» **What the task requires**
All of the records below need to be returned exactly.

(Stored data entries)
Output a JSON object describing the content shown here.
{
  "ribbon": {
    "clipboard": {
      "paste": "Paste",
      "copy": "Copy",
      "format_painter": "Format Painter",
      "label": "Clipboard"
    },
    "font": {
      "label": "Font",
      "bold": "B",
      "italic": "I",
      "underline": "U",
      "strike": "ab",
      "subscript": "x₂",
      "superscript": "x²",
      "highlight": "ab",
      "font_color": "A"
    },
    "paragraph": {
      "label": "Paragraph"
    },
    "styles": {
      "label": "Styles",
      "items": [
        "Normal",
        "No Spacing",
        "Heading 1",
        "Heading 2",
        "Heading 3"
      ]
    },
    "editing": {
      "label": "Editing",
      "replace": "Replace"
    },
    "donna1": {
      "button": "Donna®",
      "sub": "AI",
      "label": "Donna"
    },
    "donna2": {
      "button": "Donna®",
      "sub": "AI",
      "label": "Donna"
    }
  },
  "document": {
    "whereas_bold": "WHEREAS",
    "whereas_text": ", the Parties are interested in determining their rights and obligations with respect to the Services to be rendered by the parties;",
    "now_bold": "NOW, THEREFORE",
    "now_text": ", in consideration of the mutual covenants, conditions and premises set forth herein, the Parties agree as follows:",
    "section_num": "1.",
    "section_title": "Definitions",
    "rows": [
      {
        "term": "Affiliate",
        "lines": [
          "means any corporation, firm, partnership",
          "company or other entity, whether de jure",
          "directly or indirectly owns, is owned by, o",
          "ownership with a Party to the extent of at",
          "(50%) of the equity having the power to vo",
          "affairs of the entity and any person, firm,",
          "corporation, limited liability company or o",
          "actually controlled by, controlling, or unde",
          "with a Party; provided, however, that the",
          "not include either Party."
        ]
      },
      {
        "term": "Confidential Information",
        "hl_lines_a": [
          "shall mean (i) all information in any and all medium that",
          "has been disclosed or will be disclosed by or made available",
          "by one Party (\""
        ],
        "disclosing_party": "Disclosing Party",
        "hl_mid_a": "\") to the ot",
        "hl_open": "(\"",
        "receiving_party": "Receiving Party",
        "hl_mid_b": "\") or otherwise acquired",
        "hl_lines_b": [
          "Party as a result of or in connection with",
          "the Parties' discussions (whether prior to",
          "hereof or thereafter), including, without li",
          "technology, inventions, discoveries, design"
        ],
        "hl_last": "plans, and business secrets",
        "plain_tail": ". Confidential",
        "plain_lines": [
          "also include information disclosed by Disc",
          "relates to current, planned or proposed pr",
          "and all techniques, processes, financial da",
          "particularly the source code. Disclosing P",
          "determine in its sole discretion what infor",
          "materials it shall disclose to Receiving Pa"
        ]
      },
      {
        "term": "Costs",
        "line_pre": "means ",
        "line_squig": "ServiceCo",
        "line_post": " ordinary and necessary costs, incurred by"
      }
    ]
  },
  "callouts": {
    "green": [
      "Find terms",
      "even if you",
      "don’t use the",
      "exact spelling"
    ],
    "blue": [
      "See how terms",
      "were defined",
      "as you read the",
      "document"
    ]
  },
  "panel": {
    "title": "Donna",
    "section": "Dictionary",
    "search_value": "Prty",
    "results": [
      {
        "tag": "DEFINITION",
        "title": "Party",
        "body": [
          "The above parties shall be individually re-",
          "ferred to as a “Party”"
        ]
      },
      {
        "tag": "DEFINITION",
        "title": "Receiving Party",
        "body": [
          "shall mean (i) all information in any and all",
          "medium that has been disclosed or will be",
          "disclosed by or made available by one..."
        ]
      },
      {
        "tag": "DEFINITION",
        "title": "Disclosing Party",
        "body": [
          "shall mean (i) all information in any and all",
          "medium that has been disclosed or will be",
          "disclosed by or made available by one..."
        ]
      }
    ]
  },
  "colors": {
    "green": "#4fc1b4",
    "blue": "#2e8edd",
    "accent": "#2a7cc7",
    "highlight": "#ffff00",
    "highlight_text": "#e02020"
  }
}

» **Reply to the task**
Output a JSON object describing the content shown here.
{
  "ribbon": {
    "clipboard": {
      "paste": "Paste",
      "copy": "Copy",
      "format_painter": "Format Painter",
      "label": "Clipboard"
    },
    "font": {
      "label": "Font",
      "bold": "B",
      "italic": "I",
      "underline": "U",
      "strike": "ab",
      "subscript": "x₂",
      "superscript": "x²",
      "highlight": "ab",
      "font_color": "A"
    },
    "paragraph": {
      "label": "Paragraph"
    },
    "styles": {
      "label": "Styles",
      "items": [
        "Normal",
        "No Spacing",
        "Heading 1",
        "Heading 2",
        "Heading 3"
      ]
    },
    "editing": {
      "label": "Editing",
      "replace": "Replace"
    },
    "donna1": {
      "button": "Donna®",
      "sub": "AI",
      "label": "Donna"
    },
    "donna2": {
      "button": "Donna®",
      "sub": "AI",
      "label": "Donna"
    }
  },
  "document": {
    "whereas_bold": "WHEREAS",
    "whereas_text": ", the Parties are interested in determining their rights and obligations with respect to the Services to be rendered by the parties;",
    "now_bold": "NOW, THEREFORE",
    "now_text": ", in consideration of the mutual covenants, conditions and premises set forth herein, the Parties agree as follows:",
    "section_num": "1.",
    "section_title": "Definitions",
    "rows": [
      {
        "term": "Affiliate",
        "lines": [
          "means any corporation, firm, partnership",
          "company or other entity, whether de jure",
          "directly or indirectly owns, is owned by, o",
          "ownership with a Party to the extent of at",
          "(50%) of the equity having the power to vo",
          "affairs of the entity and any person, firm,",
          "corporation, limited liability company or o",
          "actually controlled by, controlling, or unde",
          "with a Party; provided, however, that the",
          "not include either Party."
        ]
      },
      {
        "term": "Confidential Information",
        "hl_lines_a": [
          "shall mean (i) all information in any and all medium that",
          "has been disclosed or will be disclosed by or made available",
          "by one Party (\""
        ],
        "disclosing_party": "Disclosing Party",
        "hl_mid_a": "\") to the ot",
        "hl_open": "(\"",
        "receiving_party": "Receiving Party",
        "hl_mid_b": "\") or otherwise acquired",
        "hl_lines_b": [
          "Party as a result of or in connection with",
          "the Parties' discussions (whether prior to",
          "hereof or thereafter), including, without li",
          "technology, inventions, discoveries, design"
        ],
        "hl_last": "plans, and business secrets",
        "plain_tail": ". Confidential",
        "plain_lines": [
          "also include information disclosed by Disc",
          "relates to current, planned or proposed pr",
          "and all techniques, processes, financial da",
          "particularly the source code. Disclosing P",
          "determine in its sole discretion what infor",
          "materials it shall disclose to Receiving Pa"
        ]
      },
      {
        "term": "Costs",
        "line_pre": "means ",
        "line_squig": "ServiceCo",
        "line_post": " ordinary and necessary costs, incurred by"
      }
    ]
  },
  "callouts": {
    "green": [
      "Find terms",
      "even if you",
      "don’t use the",
      "exact spelling"
    ],
    "blue": [
      "See how terms",
      "were defined",
      "as you read the",
      "document"
    ]
  },
  "panel": {
    "title": "Donna",
    "section": "Dictionary",
    "search_value": "Prty",
    "results": [
      {
        "tag": "DEFINITION",
        "title": "Party",
        "body": [
          "The above parties shall be individually re-",
          "ferred to as a “Party”"
        ]
      },
      {
        "tag": "DEFINITION",
        "title": "Receiving Party",
        "body": [
          "shall mean (i) all information in any and all",
          "medium that has been disclosed or will be",
          "disclosed by or made available by one..."
        ]
      },
      {
        "tag": "DEFINITION",
        "title": "Disclosing Party",
        "body": [
          "shall mean (i) all information in any and all",
          "medium that has been disclosed or will be",
          "disclosed by or made available by one..."
        ]
      }
    ]
  },
  "colors": {
    "green": "#4fc1b4",
    "blue": "#2e8edd",
    "accent": "#2a7cc7",
    "highlight": "#ffff00",
    "highlight_text": "#e02020"
  }
}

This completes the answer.